Write out the listing below exactly, and omit any images you find in it.

## EXERCISE INPUT
[Start of section]
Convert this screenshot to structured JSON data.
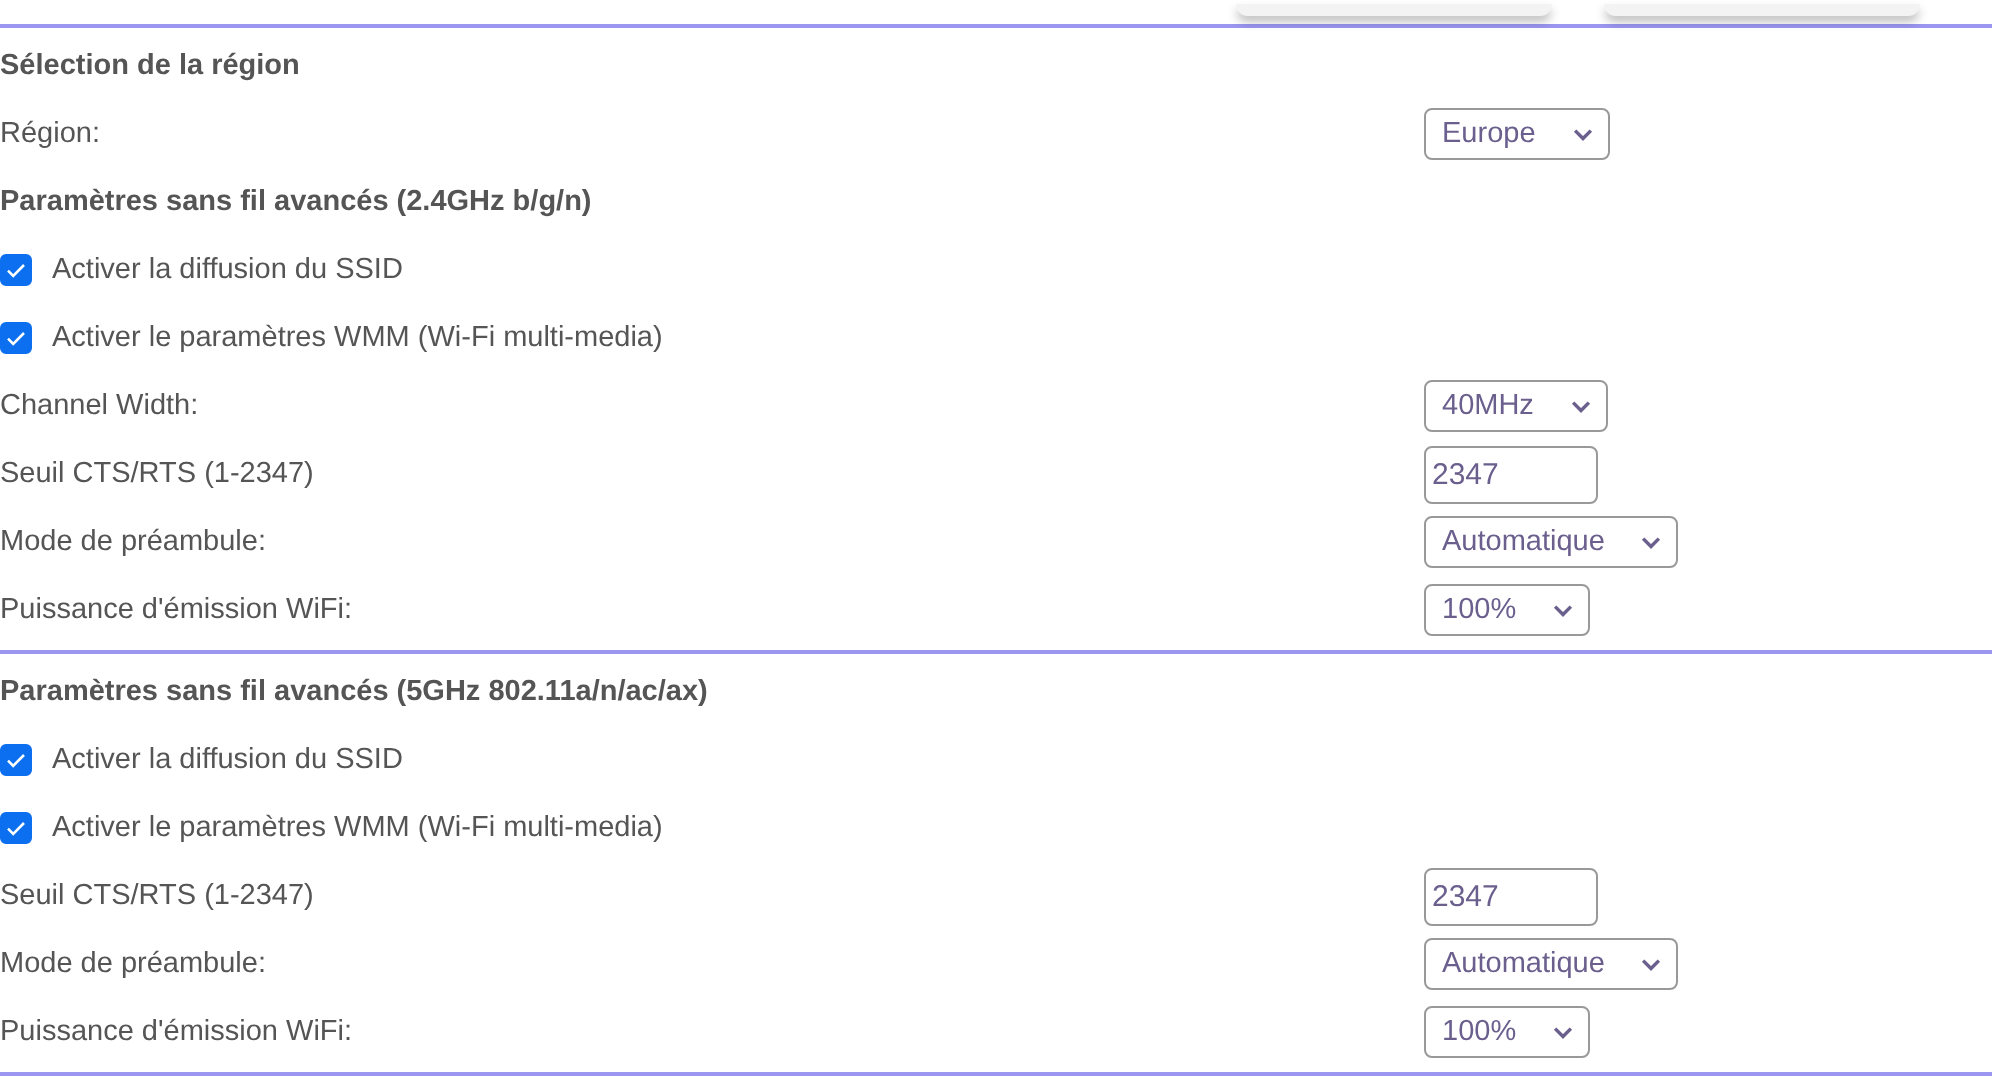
{
  "top_buttons": [
    {
      "kind": "button"
    },
    {
      "kind": "button"
    }
  ],
  "sections": [
    {
      "items": [
        {
          "kind": "heading",
          "label": "Sélection de la région"
        },
        {
          "kind": "select",
          "label": "Région:",
          "value": "Europe"
        },
        {
          "kind": "heading",
          "label": "Paramètres sans fil avancés (2.4GHz b/g/n)"
        },
        {
          "kind": "checkbox",
          "label": "Activer la diffusion du SSID",
          "checked": true
        },
        {
          "kind": "checkbox",
          "label": "Activer le paramètres WMM (Wi-Fi multi-media)",
          "checked": true
        },
        {
          "kind": "select",
          "label": "Channel Width:",
          "value": "40MHz"
        },
        {
          "kind": "input",
          "label": "Seuil CTS/RTS (1-2347)",
          "value": "2347"
        },
        {
          "kind": "select",
          "label": "Mode de préambule:",
          "value": "Automatique"
        },
        {
          "kind": "select",
          "label": "Puissance d'émission WiFi:",
          "value": "100%"
        }
      ]
    },
    {
      "items": [
        {
          "kind": "heading",
          "label": "Paramètres sans fil avancés (5GHz 802.11a/n/ac/ax)"
        },
        {
          "kind": "checkbox",
          "label": "Activer la diffusion du SSID",
          "checked": true
        },
        {
          "kind": "checkbox",
          "label": "Activer le paramètres WMM (Wi-Fi multi-media)",
          "checked": true
        },
        {
          "kind": "input",
          "label": "Seuil CTS/RTS (1-2347)",
          "value": "2347"
        },
        {
          "kind": "select",
          "label": "Mode de préambule:",
          "value": "Automatique"
        },
        {
          "kind": "select",
          "label": "Puissance d'émission WiFi:",
          "value": "100%"
        }
      ]
    }
  ]
}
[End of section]
## RESPONSE TO THIS TASK
Convert this screenshot to structured JSON data.
{
  "top_buttons": [
    {
      "kind": "button"
    },
    {
      "kind": "button"
    }
  ],
  "sections": [
    {
      "items": [
        {
          "kind": "heading",
          "label": "Sélection de la région"
        },
        {
          "kind": "select",
          "label": "Région:",
          "value": "Europe"
        },
        {
          "kind": "heading",
          "label": "Paramètres sans fil avancés (2.4GHz b/g/n)"
        },
        {
          "kind": "checkbox",
          "label": "Activer la diffusion du SSID",
          "checked": true
        },
        {
          "kind": "checkbox",
          "label": "Activer le paramètres WMM (Wi-Fi multi-media)",
          "checked": true
        },
        {
          "kind": "select",
          "label": "Channel Width:",
          "value": "40MHz"
        },
        {
          "kind": "input",
          "label": "Seuil CTS/RTS (1-2347)",
          "value": "2347"
        },
        {
          "kind": "select",
          "label": "Mode de préambule:",
          "value": "Automatique"
        },
        {
          "kind": "select",
          "label": "Puissance d'émission WiFi:",
          "value": "100%"
        }
      ]
    },
    {
      "items": [
        {
          "kind": "heading",
          "label": "Paramètres sans fil avancés (5GHz 802.11a/n/ac/ax)"
        },
        {
          "kind": "checkbox",
          "label": "Activer la diffusion du SSID",
          "checked": true
        },
        {
          "kind": "checkbox",
          "label": "Activer le paramètres WMM (Wi-Fi multi-media)",
          "checked": true
        },
        {
          "kind": "input",
          "label": "Seuil CTS/RTS (1-2347)",
          "value": "2347"
        },
        {
          "kind": "select",
          "label": "Mode de préambule:",
          "value": "Automatique"
        },
        {
          "kind": "select",
          "label": "Puissance d'émission WiFi:",
          "value": "100%"
        }
      ]
    }
  ]
}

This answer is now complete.